I can’t quite see that happening but needless to say his short time on stage was met with a huge round of applause and lots of smiles.

The starter was then served and was quickly followed by the second speaker, Adam Cope, former CEO of Zenith Provecta and current Executive Chairman of FMG who had a tough act to follow.

Andrew chose not to talk about the business but instead to focus on a vision for the North. He referenced the fact that our aspirations for Leeds and surrounding cities needs to be bigger and that taking a Northern approach, as opposed to concentrating on individual regional agendas, would allow us to develop a culture and lifestyle to appeal to those considering their future.

His next comment was particularly refreshing; he said that in order to attract the best talent from local universities we need to make the North a compelling option for those making the transition from student to professional. The two things they are interested in are sex and money; as students don’t have any problem with getting excited by sex we need to motivate them with money.

I’m not sure whether I completely agree with this, but it certainly got me thinking. We do need to look at the North and consider how we can package the benefits of all cities within a given geography before marketing it to the country and internationally.

London has long taken the glory and it is about time that we started to redress the balance. I remember very vividly being told when I was at university that to have a career in PR you had to go to London. I would like to think that I have challenged that and proved the theory wrong however we need to ensure that others have a choice and that lessons have been learnt and shared since my time in the lecture theatres at Becketts.

Cope finished with a strong closing statement: “We can do it, we will do it and it would be so much better if we had more money to enjoy it.”

Applause and then the final speaker of the day was invited to take the stage. Helen Beachell, General Manager from Simon on the Streets, is a real inspiration but far too modest to ever take that kind of compliment.

Helen as ever was poised, professional and didn’t stumble, mumble or flounder over a single word. You wouldn’t have known that she was addressing a room of more than 200 people as she recalled a recent story of a homeless man, Dave*, who approached a diner sitting outside of a local restaurant.

The man clearly wanted to be left alone but Dave was hungry and desperate for money to buy food. He asked for any loose change and the response was nothing short of a torrent of abuse. Helen rightly acknowledged that it can be difficult when you are approached by those sleeping rough as you are never sure what they are going to spend the money on or how genuine they are in their hour of need.

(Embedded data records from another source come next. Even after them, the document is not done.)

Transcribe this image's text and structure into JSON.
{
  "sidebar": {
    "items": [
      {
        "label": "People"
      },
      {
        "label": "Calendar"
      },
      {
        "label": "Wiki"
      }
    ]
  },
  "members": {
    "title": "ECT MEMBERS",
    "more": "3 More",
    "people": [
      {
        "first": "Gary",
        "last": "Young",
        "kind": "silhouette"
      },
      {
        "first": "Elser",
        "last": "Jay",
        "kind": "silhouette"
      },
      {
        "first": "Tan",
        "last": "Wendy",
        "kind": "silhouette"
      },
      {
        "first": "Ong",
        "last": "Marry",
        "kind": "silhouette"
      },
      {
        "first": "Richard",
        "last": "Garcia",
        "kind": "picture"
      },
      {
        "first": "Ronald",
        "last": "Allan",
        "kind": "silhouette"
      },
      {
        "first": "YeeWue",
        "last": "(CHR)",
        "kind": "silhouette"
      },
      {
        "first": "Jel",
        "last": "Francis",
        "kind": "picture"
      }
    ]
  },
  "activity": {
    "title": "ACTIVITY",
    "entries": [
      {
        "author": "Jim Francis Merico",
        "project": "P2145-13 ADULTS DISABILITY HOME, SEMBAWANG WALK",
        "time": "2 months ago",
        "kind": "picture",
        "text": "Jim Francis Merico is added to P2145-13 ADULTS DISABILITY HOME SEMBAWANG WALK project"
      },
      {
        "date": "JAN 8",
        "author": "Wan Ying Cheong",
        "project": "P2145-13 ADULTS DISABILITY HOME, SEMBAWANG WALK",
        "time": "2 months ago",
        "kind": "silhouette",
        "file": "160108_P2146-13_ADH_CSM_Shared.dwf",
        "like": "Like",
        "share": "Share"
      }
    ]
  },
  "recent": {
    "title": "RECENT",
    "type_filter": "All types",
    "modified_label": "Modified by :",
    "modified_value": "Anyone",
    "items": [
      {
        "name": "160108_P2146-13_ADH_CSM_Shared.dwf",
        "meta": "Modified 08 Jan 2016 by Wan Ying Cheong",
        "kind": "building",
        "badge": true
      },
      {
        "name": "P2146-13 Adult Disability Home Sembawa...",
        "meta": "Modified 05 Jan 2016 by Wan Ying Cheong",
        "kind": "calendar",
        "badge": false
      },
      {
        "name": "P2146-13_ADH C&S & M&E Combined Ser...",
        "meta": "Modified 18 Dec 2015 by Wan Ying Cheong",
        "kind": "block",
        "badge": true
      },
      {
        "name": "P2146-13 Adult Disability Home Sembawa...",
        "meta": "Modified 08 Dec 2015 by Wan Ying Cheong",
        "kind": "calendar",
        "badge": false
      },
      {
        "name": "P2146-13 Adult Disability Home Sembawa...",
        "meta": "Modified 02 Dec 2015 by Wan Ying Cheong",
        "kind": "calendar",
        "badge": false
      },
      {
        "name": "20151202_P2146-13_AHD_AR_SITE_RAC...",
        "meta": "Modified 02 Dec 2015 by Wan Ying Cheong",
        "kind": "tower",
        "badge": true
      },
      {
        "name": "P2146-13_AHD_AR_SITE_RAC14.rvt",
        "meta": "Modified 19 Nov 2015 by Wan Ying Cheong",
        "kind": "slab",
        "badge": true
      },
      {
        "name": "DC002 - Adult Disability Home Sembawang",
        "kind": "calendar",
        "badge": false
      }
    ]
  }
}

In this instance what was out of the ordinary was that the man in the restaurant continued to scream at Dave even when he had walked away. Shouting comments such as ‘Get to the job centre’ and ‘You’re nothing but a waste of space’.

These stories aren’t unusual for Helen, or her colleagues at Simon on the Streets, but that doesn’t make them right and my heart turns over every time I hear what they have been faced with.  We worked on a recent campaign which I think puts this attitude – that of those who are suited and booted and their reaction to the homeless – in to real context, read more here.

Next up was lunch, a delicious plate of slow cooked beef with a creamy mash. Needless to say it went down very well but the thought of those on the streets wasn’t far from anyone’s minds and I’m sure, like me, some people would rather have offered a hot meal to those who really needed it.

Then it was time to chat with some familiar faces and also an opportunity to meet with some new. I couldn’t quite believe that so much had been packed into a two and a half hour lunch but then as I said in the introduction to this blog, nothing the Mafia ever do is half-hearted.

What an excellent and insightful event; great speakers, great company and great food but most of all another event that championed the fantastic entrepreneurship of the region by those living and working within it.

There are business led activities and networking sessions taking place throughout the remainder of the week in celebration of Leeds Business Week so don’t miss out, for more information simply visit: http://leedsbizweek.com/